Available at: UNM-DR

The Interior Department's Water 2025: Blueprint for Balance, or Just Better Business as Usual?, 33 ENVTL. L. REP. 10837 (2003).
Available at: UNM-DR

Giving Suckers (and Salmon) an Even Break: Klamath Basin Water and the Endangered Species Act, 15 TUL. ENVTL. L.J. 197 (2002).
Available at: UNM-DR

Can’t Get No Satisfaction: Securing Water for Federal and Tribal Lands in the West, 30 ENVTL. L. REP. 11056 (2000).
Available at: UNM-DR

Popular Press

Argument analysis: On first day of new term, Supreme Court seems skeptical of Texas’ arguments in interstate water dispute with New Mexico, SCOTUSblog (October 5, 2020)
Available at: UNM-DR

Case preview: In newest chapter in long-running water dispute, court will hear first-ever challenge to ruling by interstate river master, SCOTUSblog (September 29, 2020).
Available at: UNM-DR

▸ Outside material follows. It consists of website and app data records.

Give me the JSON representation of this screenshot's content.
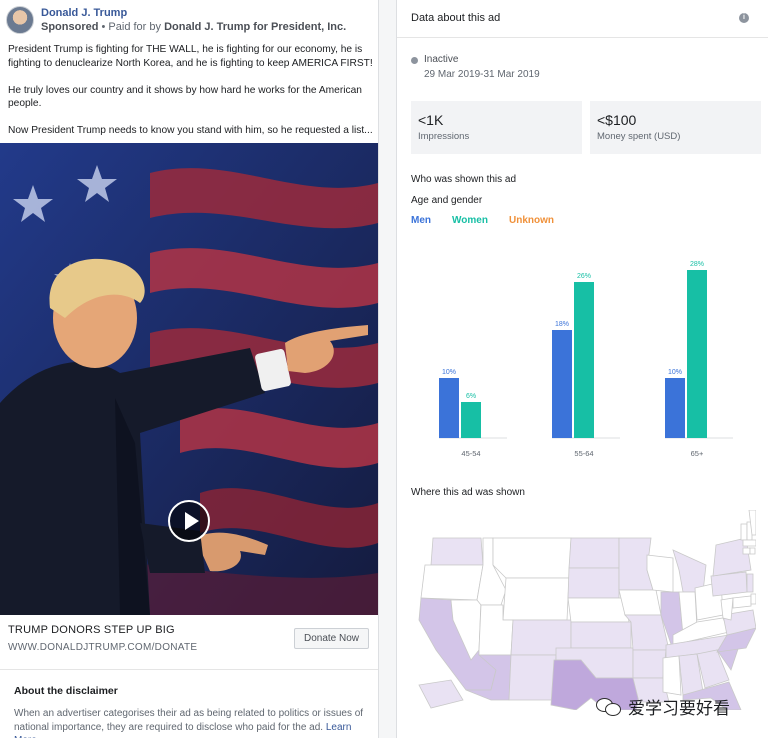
{
  "ad": {
    "page_name": "Donald J. Trump",
    "sponsored": "Sponsored",
    "paid_for_prefix": "• Paid for by ",
    "paid_for_by": "Donald J. Trump for President, Inc.",
    "text_paragraphs": [
      "President Trump is fighting for THE WALL, he is fighting for our economy, he is fighting to denuclearize North Korea, and he is fighting to keep AMERICA FIRST!",
      "He truly loves our country and it shows by how hard he works for the American people.",
      "Now President Trump needs to know you stand with him, so he requested a list..."
    ],
    "cta_title": "TRUMP DONORS STEP UP BIG",
    "cta_url": "WWW.DONALDJTRUMP.COM/DONATE",
    "cta_button": "Donate Now"
  },
  "disclaimer": {
    "title": "About the disclaimer",
    "text": "When an advertiser categorises their ad as being related to politics or issues of national importance, they are required to disclose who paid for the ad.",
    "learn_more": "Learn More"
  },
  "panel": {
    "title": "Data about this ad",
    "info_icon": "i",
    "status": "Inactive",
    "date_range": "29 Mar 2019-31 Mar 2019",
    "impressions_value": "<1K",
    "impressions_label": "Impressions",
    "spend_value": "<$100",
    "spend_label": "Money spent (USD)",
    "who_title": "Who was shown this ad",
    "age_title": "Age and gender",
    "where_title": "Where this ad was shown"
  },
  "chart_data": {
    "type": "bar",
    "categories": [
      "45-54",
      "55-64",
      "65+"
    ],
    "series": [
      {
        "name": "Men",
        "values": [
          10,
          18,
          10
        ],
        "labels": [
          "10%",
          "18%",
          "10%"
        ],
        "color": "#3b73d9"
      },
      {
        "name": "Women",
        "values": [
          6,
          26,
          28
        ],
        "labels": [
          "6%",
          "26%",
          "28%"
        ],
        "color": "#17bfa5"
      },
      {
        "name": "Unknown",
        "values": [
          0,
          0,
          0
        ],
        "labels": [
          "",
          "",
          ""
        ],
        "color": "#f0913a"
      }
    ],
    "ylim": [
      0,
      30
    ],
    "grid": false
  },
  "map": {
    "states": [
      {
        "name": "WA",
        "shade": 1
      },
      {
        "name": "OR",
        "shade": 0
      },
      {
        "name": "CA",
        "shade": 2
      },
      {
        "name": "NV",
        "shade": 0
      },
      {
        "name": "ID",
        "shade": 0
      },
      {
        "name": "MT",
        "shade": 0
      },
      {
        "name": "WY",
        "shade": 0
      },
      {
        "name": "UT",
        "shade": 0
      },
      {
        "name": "AZ",
        "shade": 2
      },
      {
        "name": "CO",
        "shade": 1
      },
      {
        "name": "NM",
        "shade": 1
      },
      {
        "name": "ND",
        "shade": 1
      },
      {
        "name": "SD",
        "shade": 1
      },
      {
        "name": "NE",
        "shade": 0
      },
      {
        "name": "KS",
        "shade": 1
      },
      {
        "name": "OK",
        "shade": 1
      },
      {
        "name": "TX",
        "shade": 3
      },
      {
        "name": "MN",
        "shade": 1
      },
      {
        "name": "IA",
        "shade": 0
      },
      {
        "name": "MO",
        "shade": 1
      },
      {
        "name": "AR",
        "shade": 1
      },
      {
        "name": "LA",
        "shade": 1
      },
      {
        "name": "WI",
        "shade": 0
      },
      {
        "name": "IL",
        "shade": 2
      },
      {
        "name": "MI",
        "shade": 1
      },
      {
        "name": "IN",
        "shade": 0
      },
      {
        "name": "OH",
        "shade": 0
      },
      {
        "name": "KY",
        "shade": 0
      },
      {
        "name": "TN",
        "shade": 1
      },
      {
        "name": "MS",
        "shade": 0
      },
      {
        "name": "AL",
        "shade": 1
      },
      {
        "name": "GA",
        "shade": 1
      },
      {
        "name": "FL",
        "shade": 2
      },
      {
        "name": "SC",
        "shade": 2
      },
      {
        "name": "NC",
        "shade": 2
      },
      {
        "name": "VA",
        "shade": 1
      },
      {
        "name": "WV",
        "shade": 0
      },
      {
        "name": "PA",
        "shade": 1
      },
      {
        "name": "NY",
        "shade": 1
      },
      {
        "name": "ME",
        "shade": 0
      },
      {
        "name": "VT",
        "shade": 0
      },
      {
        "name": "NH",
        "shade": 0
      },
      {
        "name": "MA",
        "shade": 0
      },
      {
        "name": "NJ",
        "shade": 1
      },
      {
        "name": "MD",
        "shade": 0
      },
      {
        "name": "DE",
        "shade": 0
      },
      {
        "name": "CT",
        "shade": 0
      },
      {
        "name": "RI",
        "shade": 0
      },
      {
        "name": "AK",
        "shade": 1
      }
    ],
    "palette": [
      "#ffffff",
      "#e9e2f3",
      "#d3c5e8",
      "#bfa8dc"
    ]
  },
  "watermark": {
    "text": "爱学习要好看"
  }
}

Don L. & Mabel F. Dickason Endowed Chair in Law

Keleher & McLeod Professor